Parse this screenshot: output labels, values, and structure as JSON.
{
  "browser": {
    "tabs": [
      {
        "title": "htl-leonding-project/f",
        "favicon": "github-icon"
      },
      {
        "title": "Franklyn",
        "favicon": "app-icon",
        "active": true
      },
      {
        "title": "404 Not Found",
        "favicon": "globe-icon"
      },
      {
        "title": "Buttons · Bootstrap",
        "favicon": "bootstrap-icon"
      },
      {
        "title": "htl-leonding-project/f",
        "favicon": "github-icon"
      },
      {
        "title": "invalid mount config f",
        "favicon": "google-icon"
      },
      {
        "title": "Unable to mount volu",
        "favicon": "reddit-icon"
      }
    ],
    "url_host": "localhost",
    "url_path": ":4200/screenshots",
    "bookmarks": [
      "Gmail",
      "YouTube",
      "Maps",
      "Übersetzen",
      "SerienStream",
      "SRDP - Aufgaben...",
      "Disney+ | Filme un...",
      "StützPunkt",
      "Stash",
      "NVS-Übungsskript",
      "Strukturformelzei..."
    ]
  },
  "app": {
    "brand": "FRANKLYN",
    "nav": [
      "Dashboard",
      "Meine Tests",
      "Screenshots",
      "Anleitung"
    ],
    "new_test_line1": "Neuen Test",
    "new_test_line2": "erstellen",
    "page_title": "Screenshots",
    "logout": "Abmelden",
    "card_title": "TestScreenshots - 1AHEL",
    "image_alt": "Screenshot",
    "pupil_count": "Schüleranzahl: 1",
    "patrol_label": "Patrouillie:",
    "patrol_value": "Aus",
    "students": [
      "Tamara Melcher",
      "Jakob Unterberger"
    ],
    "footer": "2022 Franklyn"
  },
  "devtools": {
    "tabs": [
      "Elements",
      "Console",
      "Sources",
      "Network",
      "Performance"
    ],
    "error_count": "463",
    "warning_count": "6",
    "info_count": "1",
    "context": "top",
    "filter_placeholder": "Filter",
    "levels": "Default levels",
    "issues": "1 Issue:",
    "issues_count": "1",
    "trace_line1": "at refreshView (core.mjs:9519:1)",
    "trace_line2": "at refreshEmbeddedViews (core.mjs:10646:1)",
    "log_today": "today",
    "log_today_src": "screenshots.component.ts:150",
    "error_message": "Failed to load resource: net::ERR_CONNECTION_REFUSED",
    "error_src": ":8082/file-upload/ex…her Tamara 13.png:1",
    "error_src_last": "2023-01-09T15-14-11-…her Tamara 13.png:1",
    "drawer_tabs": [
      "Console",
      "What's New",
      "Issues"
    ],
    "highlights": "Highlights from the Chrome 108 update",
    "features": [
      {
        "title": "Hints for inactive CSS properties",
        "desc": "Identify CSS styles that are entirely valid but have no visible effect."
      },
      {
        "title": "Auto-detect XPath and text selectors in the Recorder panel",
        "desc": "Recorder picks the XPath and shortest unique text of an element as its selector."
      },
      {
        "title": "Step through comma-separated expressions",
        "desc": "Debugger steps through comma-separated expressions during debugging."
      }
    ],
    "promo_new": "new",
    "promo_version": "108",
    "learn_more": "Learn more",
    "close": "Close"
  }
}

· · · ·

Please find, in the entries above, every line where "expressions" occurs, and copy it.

        "title": "Step through comma-separated expressions",
        "desc": "Debugger steps through comma-separated expressions during debugging."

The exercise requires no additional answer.